- _EXERCISE DETAILS_:
Repeat the records in full, exactly.

== THE DATA

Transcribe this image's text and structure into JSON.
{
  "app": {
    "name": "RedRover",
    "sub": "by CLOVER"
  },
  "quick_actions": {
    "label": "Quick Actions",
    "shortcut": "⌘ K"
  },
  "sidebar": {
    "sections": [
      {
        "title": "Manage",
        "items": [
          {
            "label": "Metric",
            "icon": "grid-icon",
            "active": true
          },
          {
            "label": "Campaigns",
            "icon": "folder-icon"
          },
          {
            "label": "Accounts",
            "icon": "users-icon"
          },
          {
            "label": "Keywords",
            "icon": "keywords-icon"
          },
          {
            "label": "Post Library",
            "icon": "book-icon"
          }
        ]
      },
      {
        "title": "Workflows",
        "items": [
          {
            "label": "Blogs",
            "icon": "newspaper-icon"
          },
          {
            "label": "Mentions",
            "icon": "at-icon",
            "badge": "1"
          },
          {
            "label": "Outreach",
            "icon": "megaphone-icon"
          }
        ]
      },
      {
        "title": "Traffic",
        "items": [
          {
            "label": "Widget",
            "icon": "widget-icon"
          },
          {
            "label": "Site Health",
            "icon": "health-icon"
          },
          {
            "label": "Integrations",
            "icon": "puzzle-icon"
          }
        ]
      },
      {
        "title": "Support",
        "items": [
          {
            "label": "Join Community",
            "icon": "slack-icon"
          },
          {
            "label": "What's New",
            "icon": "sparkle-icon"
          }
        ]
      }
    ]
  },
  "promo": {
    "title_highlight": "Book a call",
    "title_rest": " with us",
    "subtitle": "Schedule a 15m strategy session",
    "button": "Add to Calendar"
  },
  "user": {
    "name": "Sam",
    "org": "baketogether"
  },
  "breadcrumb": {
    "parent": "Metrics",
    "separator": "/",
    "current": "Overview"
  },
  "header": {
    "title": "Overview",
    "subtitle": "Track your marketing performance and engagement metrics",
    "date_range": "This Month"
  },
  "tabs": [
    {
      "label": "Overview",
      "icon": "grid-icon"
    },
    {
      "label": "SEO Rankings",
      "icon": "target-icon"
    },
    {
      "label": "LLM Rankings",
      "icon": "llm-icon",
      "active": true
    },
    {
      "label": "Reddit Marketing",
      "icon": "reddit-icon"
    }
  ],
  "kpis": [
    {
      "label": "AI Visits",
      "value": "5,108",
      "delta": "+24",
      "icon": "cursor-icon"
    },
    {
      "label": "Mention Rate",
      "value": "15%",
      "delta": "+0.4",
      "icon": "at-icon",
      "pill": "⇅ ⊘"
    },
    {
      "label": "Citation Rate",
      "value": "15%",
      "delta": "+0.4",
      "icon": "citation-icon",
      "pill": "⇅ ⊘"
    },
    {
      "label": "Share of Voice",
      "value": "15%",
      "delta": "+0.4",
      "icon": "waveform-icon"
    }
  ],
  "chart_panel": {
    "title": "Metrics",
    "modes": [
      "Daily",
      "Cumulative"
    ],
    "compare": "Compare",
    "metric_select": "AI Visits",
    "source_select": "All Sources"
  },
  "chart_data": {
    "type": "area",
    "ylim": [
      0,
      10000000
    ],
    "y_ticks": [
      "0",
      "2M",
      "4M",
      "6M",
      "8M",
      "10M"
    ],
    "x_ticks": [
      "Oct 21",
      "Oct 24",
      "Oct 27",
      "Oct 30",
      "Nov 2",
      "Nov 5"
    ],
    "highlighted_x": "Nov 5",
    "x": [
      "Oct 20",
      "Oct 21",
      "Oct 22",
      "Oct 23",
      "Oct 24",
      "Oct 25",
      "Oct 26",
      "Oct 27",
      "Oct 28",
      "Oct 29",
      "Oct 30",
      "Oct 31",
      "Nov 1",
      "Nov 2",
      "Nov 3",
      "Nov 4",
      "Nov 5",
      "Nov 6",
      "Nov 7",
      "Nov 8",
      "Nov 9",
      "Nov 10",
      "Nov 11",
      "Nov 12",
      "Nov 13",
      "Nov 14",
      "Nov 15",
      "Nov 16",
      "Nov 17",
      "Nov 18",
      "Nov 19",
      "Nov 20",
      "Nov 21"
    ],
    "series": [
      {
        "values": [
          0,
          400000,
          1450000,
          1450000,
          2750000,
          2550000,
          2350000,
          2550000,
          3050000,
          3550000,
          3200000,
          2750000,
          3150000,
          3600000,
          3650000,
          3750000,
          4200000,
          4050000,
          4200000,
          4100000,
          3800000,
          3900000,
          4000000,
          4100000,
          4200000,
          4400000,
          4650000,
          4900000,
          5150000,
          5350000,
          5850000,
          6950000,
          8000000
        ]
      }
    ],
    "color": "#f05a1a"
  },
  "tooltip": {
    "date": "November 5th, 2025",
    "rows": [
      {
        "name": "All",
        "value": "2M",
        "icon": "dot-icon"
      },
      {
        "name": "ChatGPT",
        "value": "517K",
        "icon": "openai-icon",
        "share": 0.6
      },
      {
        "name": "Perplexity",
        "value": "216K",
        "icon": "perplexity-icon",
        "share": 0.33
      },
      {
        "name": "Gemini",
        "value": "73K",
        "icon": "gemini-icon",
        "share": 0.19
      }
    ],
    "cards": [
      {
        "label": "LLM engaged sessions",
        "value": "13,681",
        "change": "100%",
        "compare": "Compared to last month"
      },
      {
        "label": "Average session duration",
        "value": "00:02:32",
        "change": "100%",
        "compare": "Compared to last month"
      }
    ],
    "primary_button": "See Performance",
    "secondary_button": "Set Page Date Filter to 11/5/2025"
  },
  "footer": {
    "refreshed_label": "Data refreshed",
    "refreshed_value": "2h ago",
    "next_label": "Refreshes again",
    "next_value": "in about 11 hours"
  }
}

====

- _RESPONSE AREA_:
Transcribe this image's text and structure into JSON.
{
  "app": {
    "name": "RedRover",
    "sub": "by CLOVER"
  },
  "quick_actions": {
    "label": "Quick Actions",
    "shortcut": "⌘ K"
  },
  "sidebar": {
    "sections": [
      {
        "title": "Manage",
        "items": [
          {
            "label": "Metric",
            "icon": "grid-icon",
            "active": true
          },
          {
            "label": "Campaigns",
            "icon": "folder-icon"
          },
          {
            "label": "Accounts",
            "icon": "users-icon"
          },
          {
            "label": "Keywords",
            "icon": "keywords-icon"
          },
          {
            "label": "Post Library",
            "icon": "book-icon"
          }
        ]
      },
      {
        "title": "Workflows",
        "items": [
          {
            "label": "Blogs",
            "icon": "newspaper-icon"
          },
          {
            "label": "Mentions",
            "icon": "at-icon",
            "badge": "1"
          },
          {
            "label": "Outreach",
            "icon": "megaphone-icon"
          }
        ]
      },
      {
        "title": "Traffic",
        "items": [
          {
            "label": "Widget",
            "icon": "widget-icon"
          },
          {
            "label": "Site Health",
            "icon": "health-icon"
          },
          {
            "label": "Integrations",
            "icon": "puzzle-icon"
          }
        ]
      },
      {
        "title": "Support",
        "items": [
          {
            "label": "Join Community",
            "icon": "slack-icon"
          },
          {
            "label": "What's New",
            "icon": "sparkle-icon"
          }
        ]
      }
    ]
  },
  "promo": {
    "title_highlight": "Book a call",
    "title_rest": " with us",
    "subtitle": "Schedule a 15m strategy session",
    "button": "Add to Calendar"
  },
  "user": {
    "name": "Sam",
    "org": "baketogether"
  },
  "breadcrumb": {
    "parent": "Metrics",
    "separator": "/",
    "current": "Overview"
  },
  "header": {
    "title": "Overview",
    "subtitle": "Track your marketing performance and engagement metrics",
    "date_range": "This Month"
  },
  "tabs": [
    {
      "label": "Overview",
      "icon": "grid-icon"
    },
    {
      "label": "SEO Rankings",
      "icon": "target-icon"
    },
    {
      "label": "LLM Rankings",
      "icon": "llm-icon",
      "active": true
    },
    {
      "label": "Reddit Marketing",
      "icon": "reddit-icon"
    }
  ],
  "kpis": [
    {
      "label": "AI Visits",
      "value": "5,108",
      "delta": "+24",
      "icon": "cursor-icon"
    },
    {
      "label": "Mention Rate",
      "value": "15%",
      "delta": "+0.4",
      "icon": "at-icon",
      "pill": "⇅ ⊘"
    },
    {
      "label": "Citation Rate",
      "value": "15%",
      "delta": "+0.4",
      "icon": "citation-icon",
      "pill": "⇅ ⊘"
    },
    {
      "label": "Share of Voice",
      "value": "15%",
      "delta": "+0.4",
      "icon": "waveform-icon"
    }
  ],
  "chart_panel": {
    "title": "Metrics",
    "modes": [
      "Daily",
      "Cumulative"
    ],
    "compare": "Compare",
    "metric_select": "AI Visits",
    "source_select": "All Sources"
  },
  "chart_data": {
    "type": "area",
    "ylim": [
      0,
      10000000
    ],
    "y_ticks": [
      "0",
      "2M",
      "4M",
      "6M",
      "8M",
      "10M"
    ],
    "x_ticks": [
      "Oct 21",
      "Oct 24",
      "Oct 27",
      "Oct 30",
      "Nov 2",
      "Nov 5"
    ],
    "highlighted_x": "Nov 5",
    "x": [
      "Oct 20",
      "Oct 21",
      "Oct 22",
      "Oct 23",
      "Oct 24",
      "Oct 25",
      "Oct 26",
      "Oct 27",
      "Oct 28",
      "Oct 29",
      "Oct 30",
      "Oct 31",
      "Nov 1",
      "Nov 2",
      "Nov 3",
      "Nov 4",
      "Nov 5",
      "Nov 6",
      "Nov 7",
      "Nov 8",
      "Nov 9",
      "Nov 10",
      "Nov 11",
      "Nov 12",
      "Nov 13",
      "Nov 14",
      "Nov 15",
      "Nov 16",
      "Nov 17",
      "Nov 18",
      "Nov 19",
      "Nov 20",
      "Nov 21"
    ],
    "series": [
      {
        "values": [
          0,
          400000,
          1450000,
          1450000,
          2750000,
          2550000,
          2350000,
          2550000,
          3050000,
          3550000,
          3200000,
          2750000,
          3150000,
          3600000,
          3650000,
          3750000,
          4200000,
          4050000,
          4200000,
          4100000,
          3800000,
          3900000,
          4000000,
          4100000,
          4200000,
          4400000,
          4650000,
          4900000,
          5150000,
          5350000,
          5850000,
          6950000,
          8000000
        ]
      }
    ],
    "color": "#f05a1a"
  },
  "tooltip": {
    "date": "November 5th, 2025",
    "rows": [
      {
        "name": "All",
        "value": "2M",
        "icon": "dot-icon"
      },
      {
        "name": "ChatGPT",
        "value": "517K",
        "icon": "openai-icon",
        "share": 0.6
      },
      {
        "name": "Perplexity",
        "value": "216K",
        "icon": "perplexity-icon",
        "share": 0.33
      },
      {
        "name": "Gemini",
        "value": "73K",
        "icon": "gemini-icon",
        "share": 0.19
      }
    ],
    "cards": [
      {
        "label": "LLM engaged sessions",
        "value": "13,681",
        "change": "100%",
        "compare": "Compared to last month"
      },
      {
        "label": "Average session duration",
        "value": "00:02:32",
        "change": "100%",
        "compare": "Compared to last month"
      }
    ],
    "primary_button": "See Performance",
    "secondary_button": "Set Page Date Filter to 11/5/2025"
  },
  "footer": {
    "refreshed_label": "Data refreshed",
    "refreshed_value": "2h ago",
    "next_label": "Refreshes again",
    "next_value": "in about 11 hours"
  }
}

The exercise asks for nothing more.